The major interest of the current social network service (SNS) developers and users are rapidly shifting from conventional text-based (micro)blogs such as Twitter and Facebook to multimedia contents such as Flickr, Snapchat, MySpace and Tumblr. However, the ability to analyze and exploit unorganized multimedia contents on those services still remain inadequate, even with state-of-the-art media processing and machine learning techniques. This paper focuses on another emerging trend called social curation, a human-in-the-loop alternative to automatic algorithms for social media analysis. Social curation can be defined as a spontaneous human process of remixing social media content for the purpose of further consumption. What characterize social curation are definitely the manual efforts involved in organizing a collection of social media contents, which indicates that socially curated content has a potential as a promising information source against automatic summaries generated by algorithms. Curated contents would also provide latent perspectives and contexts that are not explicitly presented in the original resources.

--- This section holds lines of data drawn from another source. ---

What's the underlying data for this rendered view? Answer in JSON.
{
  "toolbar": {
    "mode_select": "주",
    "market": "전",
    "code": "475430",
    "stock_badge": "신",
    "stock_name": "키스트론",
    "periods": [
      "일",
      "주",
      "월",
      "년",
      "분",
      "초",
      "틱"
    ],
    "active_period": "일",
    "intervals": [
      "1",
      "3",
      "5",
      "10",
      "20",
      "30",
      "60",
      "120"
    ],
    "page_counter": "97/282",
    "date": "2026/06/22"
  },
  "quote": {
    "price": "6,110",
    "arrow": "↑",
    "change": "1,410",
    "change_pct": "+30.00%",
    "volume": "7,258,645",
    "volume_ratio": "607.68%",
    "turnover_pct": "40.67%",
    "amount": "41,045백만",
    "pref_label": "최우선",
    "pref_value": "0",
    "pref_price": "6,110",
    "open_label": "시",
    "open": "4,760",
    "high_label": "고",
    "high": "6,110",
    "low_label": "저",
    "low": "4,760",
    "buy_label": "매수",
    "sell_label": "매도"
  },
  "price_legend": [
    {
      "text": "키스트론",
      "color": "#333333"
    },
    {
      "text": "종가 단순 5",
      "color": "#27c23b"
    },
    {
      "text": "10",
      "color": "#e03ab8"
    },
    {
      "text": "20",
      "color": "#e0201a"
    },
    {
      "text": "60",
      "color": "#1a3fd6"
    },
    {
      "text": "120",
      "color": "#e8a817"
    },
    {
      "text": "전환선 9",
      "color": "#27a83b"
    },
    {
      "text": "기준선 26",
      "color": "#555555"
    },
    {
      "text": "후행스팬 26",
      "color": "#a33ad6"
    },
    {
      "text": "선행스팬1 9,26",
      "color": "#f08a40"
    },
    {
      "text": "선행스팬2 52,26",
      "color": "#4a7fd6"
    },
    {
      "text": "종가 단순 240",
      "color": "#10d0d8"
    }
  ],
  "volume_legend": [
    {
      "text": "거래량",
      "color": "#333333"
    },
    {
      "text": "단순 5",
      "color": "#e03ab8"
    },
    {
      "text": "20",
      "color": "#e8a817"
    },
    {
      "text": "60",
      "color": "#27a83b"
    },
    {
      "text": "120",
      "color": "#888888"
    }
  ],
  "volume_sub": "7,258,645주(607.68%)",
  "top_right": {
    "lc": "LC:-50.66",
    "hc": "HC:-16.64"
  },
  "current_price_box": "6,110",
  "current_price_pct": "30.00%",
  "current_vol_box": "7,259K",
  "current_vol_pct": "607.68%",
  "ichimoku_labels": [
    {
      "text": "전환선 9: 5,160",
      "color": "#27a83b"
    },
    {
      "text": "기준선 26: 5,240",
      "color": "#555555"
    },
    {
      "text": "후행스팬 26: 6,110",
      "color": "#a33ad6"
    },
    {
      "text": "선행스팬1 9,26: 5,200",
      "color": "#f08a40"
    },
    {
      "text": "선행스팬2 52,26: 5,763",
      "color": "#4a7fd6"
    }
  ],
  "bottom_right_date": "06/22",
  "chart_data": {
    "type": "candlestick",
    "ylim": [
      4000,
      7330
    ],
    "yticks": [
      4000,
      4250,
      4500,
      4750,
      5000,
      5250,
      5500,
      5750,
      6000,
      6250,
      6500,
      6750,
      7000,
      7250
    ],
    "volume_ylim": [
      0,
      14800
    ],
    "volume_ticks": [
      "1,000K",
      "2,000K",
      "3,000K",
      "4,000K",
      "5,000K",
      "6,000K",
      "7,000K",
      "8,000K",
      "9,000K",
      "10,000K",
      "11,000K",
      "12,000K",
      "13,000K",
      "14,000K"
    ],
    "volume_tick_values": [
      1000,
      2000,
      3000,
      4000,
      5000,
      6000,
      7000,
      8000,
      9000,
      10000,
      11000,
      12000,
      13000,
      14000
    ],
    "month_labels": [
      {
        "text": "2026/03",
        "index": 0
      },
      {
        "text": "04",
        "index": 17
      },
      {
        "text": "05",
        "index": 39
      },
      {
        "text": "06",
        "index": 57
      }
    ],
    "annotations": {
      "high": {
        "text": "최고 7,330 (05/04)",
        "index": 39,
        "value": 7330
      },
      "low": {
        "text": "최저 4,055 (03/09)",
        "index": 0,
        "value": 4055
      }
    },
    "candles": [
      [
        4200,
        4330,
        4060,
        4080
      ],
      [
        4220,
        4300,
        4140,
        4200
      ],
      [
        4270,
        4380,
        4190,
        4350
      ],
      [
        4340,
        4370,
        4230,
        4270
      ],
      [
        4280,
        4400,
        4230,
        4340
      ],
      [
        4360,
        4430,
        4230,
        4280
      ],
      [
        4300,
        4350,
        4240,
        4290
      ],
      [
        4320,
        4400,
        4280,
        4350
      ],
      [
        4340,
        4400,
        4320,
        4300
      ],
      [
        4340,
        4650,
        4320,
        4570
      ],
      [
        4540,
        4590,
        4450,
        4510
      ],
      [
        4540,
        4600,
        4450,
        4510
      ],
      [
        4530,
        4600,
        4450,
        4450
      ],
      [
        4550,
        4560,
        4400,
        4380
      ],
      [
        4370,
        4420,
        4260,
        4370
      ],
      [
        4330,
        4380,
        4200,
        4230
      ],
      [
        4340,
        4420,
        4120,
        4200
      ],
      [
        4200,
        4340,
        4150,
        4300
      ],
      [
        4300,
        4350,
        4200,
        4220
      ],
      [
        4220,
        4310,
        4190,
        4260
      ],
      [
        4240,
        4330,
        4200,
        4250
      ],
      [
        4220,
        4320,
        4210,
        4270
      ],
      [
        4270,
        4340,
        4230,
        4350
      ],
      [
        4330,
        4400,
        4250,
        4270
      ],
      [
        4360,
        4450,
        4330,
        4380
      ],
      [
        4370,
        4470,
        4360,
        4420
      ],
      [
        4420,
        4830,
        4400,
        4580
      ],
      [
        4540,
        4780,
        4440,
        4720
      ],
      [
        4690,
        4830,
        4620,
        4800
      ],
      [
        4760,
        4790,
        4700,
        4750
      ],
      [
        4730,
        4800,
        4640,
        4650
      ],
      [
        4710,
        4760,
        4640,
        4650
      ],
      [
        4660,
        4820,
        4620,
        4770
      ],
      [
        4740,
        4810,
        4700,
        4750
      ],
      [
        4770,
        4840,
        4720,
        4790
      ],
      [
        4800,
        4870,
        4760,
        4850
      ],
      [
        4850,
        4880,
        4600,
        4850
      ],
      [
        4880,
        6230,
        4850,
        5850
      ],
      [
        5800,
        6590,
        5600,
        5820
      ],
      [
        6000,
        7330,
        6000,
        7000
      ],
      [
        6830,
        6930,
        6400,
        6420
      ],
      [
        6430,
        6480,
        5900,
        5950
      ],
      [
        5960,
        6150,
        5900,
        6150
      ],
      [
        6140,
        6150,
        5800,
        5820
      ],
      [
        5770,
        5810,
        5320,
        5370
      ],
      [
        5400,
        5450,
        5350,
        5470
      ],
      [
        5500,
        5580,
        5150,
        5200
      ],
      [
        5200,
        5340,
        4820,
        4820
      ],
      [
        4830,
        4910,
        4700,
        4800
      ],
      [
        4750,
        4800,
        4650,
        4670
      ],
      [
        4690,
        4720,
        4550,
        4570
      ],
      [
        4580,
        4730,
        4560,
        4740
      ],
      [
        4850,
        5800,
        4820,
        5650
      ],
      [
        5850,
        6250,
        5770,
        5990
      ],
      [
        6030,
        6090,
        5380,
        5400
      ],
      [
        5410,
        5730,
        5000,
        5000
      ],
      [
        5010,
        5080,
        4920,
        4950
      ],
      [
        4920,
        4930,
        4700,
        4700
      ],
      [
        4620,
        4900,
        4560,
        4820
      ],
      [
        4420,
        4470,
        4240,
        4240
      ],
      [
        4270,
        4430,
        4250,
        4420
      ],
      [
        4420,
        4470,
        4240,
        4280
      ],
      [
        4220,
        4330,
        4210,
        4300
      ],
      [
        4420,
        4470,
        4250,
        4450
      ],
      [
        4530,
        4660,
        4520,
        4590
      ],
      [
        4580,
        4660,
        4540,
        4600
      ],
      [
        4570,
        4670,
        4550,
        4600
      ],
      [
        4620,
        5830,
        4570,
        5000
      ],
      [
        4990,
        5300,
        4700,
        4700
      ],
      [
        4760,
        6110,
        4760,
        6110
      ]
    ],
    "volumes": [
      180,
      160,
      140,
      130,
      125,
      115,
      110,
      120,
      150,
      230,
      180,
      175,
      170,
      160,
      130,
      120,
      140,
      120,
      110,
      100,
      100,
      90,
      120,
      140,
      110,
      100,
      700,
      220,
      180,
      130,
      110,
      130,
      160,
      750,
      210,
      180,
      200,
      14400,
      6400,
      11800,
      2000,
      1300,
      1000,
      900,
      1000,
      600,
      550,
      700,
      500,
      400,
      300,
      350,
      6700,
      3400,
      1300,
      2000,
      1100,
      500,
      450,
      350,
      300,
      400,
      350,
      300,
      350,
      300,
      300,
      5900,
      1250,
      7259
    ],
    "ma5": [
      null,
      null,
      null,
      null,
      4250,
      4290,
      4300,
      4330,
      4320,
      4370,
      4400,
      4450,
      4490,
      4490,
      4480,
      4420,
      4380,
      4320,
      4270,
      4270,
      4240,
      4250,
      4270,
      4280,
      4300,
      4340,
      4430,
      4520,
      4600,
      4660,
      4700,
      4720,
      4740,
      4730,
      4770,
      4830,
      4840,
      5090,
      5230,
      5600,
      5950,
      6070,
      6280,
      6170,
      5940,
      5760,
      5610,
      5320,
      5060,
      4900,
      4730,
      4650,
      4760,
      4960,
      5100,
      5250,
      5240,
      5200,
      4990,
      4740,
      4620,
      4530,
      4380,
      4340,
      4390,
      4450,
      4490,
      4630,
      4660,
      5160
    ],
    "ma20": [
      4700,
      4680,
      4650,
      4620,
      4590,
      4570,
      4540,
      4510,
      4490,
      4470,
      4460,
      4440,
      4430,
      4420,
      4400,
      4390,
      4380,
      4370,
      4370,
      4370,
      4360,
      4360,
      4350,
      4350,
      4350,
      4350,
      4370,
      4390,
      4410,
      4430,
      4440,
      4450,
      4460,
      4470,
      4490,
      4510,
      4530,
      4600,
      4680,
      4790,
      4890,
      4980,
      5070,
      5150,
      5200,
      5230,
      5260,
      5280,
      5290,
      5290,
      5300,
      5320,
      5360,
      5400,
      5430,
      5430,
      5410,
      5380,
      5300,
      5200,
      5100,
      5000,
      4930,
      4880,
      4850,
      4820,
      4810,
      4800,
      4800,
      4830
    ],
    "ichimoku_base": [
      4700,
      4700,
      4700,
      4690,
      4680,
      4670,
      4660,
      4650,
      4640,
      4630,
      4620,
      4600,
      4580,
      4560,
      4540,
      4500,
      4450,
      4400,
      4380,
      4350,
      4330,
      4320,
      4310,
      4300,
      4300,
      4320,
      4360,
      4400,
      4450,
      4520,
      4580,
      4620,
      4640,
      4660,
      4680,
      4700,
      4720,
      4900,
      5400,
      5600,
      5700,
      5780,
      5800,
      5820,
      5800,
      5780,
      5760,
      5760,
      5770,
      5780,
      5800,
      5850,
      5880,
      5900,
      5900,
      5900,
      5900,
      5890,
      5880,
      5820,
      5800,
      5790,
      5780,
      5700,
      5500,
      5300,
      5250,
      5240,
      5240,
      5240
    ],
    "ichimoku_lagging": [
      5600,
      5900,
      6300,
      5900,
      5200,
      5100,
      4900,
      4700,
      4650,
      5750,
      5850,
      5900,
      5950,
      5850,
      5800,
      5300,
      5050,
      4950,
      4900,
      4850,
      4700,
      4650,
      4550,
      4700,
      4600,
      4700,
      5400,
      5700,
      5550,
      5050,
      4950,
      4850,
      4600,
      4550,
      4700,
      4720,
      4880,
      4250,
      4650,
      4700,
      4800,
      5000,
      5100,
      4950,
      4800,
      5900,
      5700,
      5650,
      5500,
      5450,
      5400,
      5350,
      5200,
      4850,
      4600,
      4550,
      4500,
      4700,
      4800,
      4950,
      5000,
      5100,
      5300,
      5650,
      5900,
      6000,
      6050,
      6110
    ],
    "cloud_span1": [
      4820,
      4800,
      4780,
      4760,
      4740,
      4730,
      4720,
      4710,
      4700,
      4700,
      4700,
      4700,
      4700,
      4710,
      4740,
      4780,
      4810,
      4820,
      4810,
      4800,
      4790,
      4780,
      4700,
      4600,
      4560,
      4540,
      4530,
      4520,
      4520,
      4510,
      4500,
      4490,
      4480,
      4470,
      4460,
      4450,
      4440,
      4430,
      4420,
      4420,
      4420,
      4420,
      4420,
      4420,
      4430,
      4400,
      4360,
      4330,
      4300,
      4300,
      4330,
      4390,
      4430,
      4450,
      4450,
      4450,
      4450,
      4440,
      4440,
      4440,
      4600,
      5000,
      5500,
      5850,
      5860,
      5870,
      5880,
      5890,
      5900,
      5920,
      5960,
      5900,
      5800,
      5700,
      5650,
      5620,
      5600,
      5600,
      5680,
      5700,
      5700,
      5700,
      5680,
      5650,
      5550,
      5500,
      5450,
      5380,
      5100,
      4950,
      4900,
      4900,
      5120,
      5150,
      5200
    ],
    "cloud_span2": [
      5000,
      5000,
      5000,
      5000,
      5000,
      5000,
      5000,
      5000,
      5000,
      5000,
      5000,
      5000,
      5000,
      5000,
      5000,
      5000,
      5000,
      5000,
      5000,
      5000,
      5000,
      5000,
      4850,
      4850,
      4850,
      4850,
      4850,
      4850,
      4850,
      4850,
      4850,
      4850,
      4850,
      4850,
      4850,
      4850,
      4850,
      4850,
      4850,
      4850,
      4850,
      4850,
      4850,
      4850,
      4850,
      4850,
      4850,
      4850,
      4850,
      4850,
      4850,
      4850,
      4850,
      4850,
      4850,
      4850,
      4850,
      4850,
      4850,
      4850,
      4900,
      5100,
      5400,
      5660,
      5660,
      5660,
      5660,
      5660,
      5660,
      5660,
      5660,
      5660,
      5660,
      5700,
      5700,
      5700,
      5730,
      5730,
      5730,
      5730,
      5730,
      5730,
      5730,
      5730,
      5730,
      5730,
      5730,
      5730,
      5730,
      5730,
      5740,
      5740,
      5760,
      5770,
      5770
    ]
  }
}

Following this trend, this paper presents recent developments and growth of social curation services, and reviews several research trials for cross-media analysis and mining from socially curated contents. © 2014 National Institute of Informatics.

Progress in Informatics